Base-closing commission takes issue with Pentagon plan

Liz Sidoti: The Associated Press

WASHINGTON — A federal commission approved all but 14 percent of Defense Secretary Donald H. Rumsfeld’s recommendations for closing or consolidating U.S. military bases — but it also took issue with the Pentagon in a final report sent to President Bush.

The nine-member panel said the Defense Department overestimated savings by $30 billion and that some of the proposals for streamlining the Army, Navy and Air Force might have made the services less efficient.

Also, the commission questioned whether the restructuring should have been postponed until a major review of the national defense strategy was finished. And the commission said it was hampered by what it called a failure of the Defense and Homeland Security departments to coordinate and define where homeland defense ends and homeland security begins.

“A gray area of overlap between these two distinct but related spheres of authority and responsibility persists despite four years’ having elapsed since the September 11, 2001, terrorist attacks,” the report chided.

The base-closing process “could have been a prime opportunity to shrink this gray and inherently nebulous boundary” had the two departments coordinated on the base-closing plan, the commission said.

The president now must decide whether to accept the panel’s plan. Last month, Bush, using the commission’s nickname, told reporters, “In order for the process to be nonpolitical, it’s very important to make it clear that the decision of BRAC will stand, as far as I am concerned.”
Bush could reject the report altogether or send it back to the commission for more changes.

Pentagon spokesman Bryan Whitman would not say whether Rumsfeld, who has expressed reservations about some of the commission’s changes, will recommend approval or rejection of the report.

Overall, the commission signed off on roughly 86 percent of what Rumsfeld recommended. That’s on par with previous years, when commissions changed only about 15 percent of what the Pentagon proposed.

After Congress receives the report from the president, lawmakers have 45 days to block it. The report will become law unless the House and the Senate pass a joint resolution objecting to it. That has never occurred in previous base-closing rounds.

The Pentagon has claimed its plan would save about $49 billion over 20 years, but the commission said in its final report that the Pentagon wrongly attributed most of the savings to the relocation of 26,830 military personnel to other facilities.

Agreeing with an earlier assessment by the Government Accountability Office, the commission said taxpayers would not see actual savings simply by moving personnel from one base to another.

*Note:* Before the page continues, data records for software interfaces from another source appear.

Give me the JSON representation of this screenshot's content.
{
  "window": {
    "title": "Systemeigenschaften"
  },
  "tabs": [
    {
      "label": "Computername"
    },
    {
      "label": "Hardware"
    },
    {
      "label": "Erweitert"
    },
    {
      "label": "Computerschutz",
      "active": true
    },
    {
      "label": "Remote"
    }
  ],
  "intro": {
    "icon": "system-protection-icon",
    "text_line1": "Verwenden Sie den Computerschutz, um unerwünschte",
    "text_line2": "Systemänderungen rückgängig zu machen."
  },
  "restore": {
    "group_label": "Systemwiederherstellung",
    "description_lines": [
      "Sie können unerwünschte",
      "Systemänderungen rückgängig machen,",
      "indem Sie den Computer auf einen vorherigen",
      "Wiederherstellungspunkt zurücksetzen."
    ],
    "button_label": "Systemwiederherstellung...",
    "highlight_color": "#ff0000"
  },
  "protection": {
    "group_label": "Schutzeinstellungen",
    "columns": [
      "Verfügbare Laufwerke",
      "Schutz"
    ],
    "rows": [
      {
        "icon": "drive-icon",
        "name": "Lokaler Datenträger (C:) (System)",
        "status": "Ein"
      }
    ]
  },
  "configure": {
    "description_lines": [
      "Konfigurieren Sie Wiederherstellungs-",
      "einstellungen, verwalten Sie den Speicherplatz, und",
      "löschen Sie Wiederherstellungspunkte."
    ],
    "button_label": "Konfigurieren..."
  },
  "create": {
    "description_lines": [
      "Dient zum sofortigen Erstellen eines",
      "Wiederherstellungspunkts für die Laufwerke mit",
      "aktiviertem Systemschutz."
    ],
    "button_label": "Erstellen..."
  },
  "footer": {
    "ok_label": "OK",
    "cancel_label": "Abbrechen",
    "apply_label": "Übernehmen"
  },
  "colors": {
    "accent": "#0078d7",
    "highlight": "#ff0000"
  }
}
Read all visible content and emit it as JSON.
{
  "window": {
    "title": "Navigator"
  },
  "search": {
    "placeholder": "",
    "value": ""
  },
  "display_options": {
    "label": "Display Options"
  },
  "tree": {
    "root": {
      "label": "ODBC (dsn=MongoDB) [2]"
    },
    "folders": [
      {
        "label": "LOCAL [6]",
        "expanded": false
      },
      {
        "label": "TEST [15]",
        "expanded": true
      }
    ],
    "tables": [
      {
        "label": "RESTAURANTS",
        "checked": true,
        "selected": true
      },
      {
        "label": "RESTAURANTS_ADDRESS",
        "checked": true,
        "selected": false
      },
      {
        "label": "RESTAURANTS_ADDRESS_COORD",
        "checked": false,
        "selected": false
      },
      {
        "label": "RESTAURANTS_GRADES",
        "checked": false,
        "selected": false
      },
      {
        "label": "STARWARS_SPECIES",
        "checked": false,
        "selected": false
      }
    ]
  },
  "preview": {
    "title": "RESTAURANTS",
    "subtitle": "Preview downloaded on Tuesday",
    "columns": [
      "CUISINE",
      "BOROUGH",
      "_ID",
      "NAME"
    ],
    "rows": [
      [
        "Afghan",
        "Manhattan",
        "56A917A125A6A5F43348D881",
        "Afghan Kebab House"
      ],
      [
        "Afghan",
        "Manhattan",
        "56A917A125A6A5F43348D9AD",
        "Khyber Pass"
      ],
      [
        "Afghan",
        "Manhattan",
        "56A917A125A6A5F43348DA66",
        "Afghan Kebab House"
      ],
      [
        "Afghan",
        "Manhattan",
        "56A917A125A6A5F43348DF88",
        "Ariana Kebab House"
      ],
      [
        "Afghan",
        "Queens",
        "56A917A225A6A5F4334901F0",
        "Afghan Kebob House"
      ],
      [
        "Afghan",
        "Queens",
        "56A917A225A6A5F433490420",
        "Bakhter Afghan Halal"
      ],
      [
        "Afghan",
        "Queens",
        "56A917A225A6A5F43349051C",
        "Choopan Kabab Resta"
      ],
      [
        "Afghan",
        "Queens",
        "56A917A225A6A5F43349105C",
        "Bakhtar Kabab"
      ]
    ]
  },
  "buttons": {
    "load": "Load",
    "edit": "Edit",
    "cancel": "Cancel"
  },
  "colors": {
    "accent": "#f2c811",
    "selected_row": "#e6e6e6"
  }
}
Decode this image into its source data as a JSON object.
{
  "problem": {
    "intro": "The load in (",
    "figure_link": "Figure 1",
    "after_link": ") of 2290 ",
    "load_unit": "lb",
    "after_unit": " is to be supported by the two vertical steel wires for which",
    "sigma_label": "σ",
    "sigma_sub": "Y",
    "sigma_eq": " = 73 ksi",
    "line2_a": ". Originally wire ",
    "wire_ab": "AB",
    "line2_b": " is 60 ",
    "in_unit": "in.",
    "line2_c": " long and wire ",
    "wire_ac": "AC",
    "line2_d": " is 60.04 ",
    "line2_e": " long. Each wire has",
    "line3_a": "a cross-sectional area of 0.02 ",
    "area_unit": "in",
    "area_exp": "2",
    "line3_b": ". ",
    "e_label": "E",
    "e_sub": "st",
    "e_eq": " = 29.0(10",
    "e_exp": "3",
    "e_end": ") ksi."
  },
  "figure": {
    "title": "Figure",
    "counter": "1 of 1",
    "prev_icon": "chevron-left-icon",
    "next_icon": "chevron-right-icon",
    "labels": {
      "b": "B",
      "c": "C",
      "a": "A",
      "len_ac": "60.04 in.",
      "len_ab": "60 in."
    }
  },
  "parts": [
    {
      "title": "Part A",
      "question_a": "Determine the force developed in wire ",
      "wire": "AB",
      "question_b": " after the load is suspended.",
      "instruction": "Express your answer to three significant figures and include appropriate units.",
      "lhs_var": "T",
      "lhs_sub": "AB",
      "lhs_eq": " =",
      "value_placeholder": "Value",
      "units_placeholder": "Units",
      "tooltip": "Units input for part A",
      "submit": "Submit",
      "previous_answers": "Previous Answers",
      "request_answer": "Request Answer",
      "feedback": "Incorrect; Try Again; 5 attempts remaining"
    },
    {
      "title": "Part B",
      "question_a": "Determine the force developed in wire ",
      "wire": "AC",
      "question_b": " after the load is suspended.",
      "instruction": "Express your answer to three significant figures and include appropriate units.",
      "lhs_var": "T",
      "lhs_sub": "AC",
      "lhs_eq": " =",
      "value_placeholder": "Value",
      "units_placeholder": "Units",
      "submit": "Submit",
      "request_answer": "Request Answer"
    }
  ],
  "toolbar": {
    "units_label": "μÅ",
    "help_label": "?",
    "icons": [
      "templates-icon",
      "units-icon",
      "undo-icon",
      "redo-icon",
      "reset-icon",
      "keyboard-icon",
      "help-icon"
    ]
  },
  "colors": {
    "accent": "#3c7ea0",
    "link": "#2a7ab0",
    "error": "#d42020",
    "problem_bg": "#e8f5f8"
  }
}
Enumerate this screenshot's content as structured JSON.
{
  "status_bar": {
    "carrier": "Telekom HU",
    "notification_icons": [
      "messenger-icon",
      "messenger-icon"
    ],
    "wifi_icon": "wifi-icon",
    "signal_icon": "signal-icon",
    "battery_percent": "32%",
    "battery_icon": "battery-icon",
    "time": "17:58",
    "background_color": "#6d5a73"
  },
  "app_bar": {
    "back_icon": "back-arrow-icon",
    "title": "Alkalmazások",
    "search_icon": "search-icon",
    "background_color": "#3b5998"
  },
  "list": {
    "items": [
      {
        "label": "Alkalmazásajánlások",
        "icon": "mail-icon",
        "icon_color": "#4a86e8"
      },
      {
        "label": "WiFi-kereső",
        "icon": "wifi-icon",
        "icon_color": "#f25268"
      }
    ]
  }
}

Those workers’ jobs would have to be eliminated for savings to be realized, it said.

If the personnel “savings” were not included, the commission said, the Pentagon plan would save only $19 billion.

While the Pentagon aimed to increase “jointness” among the service branches by streamlining operations and support across the Army, Navy and Air Force, “very few of the hundreds of proposals increased jointness, and some actually decreased or removed joint and cross-service connections,” the panel said in the report.

It said Rumsfeld’s recommendations “will not move the ball across the jointness goal line” but that the commission’s changes “will help move the ball down the field.”

The commission also said the completion of the upcoming report on national defense strategy, called the Quadrennial Defense Review, “may have better informed and assisted the commission in making its final decisions.” The panel suggested that future rounds of base closings should be done only after such major strategic reviews are finished.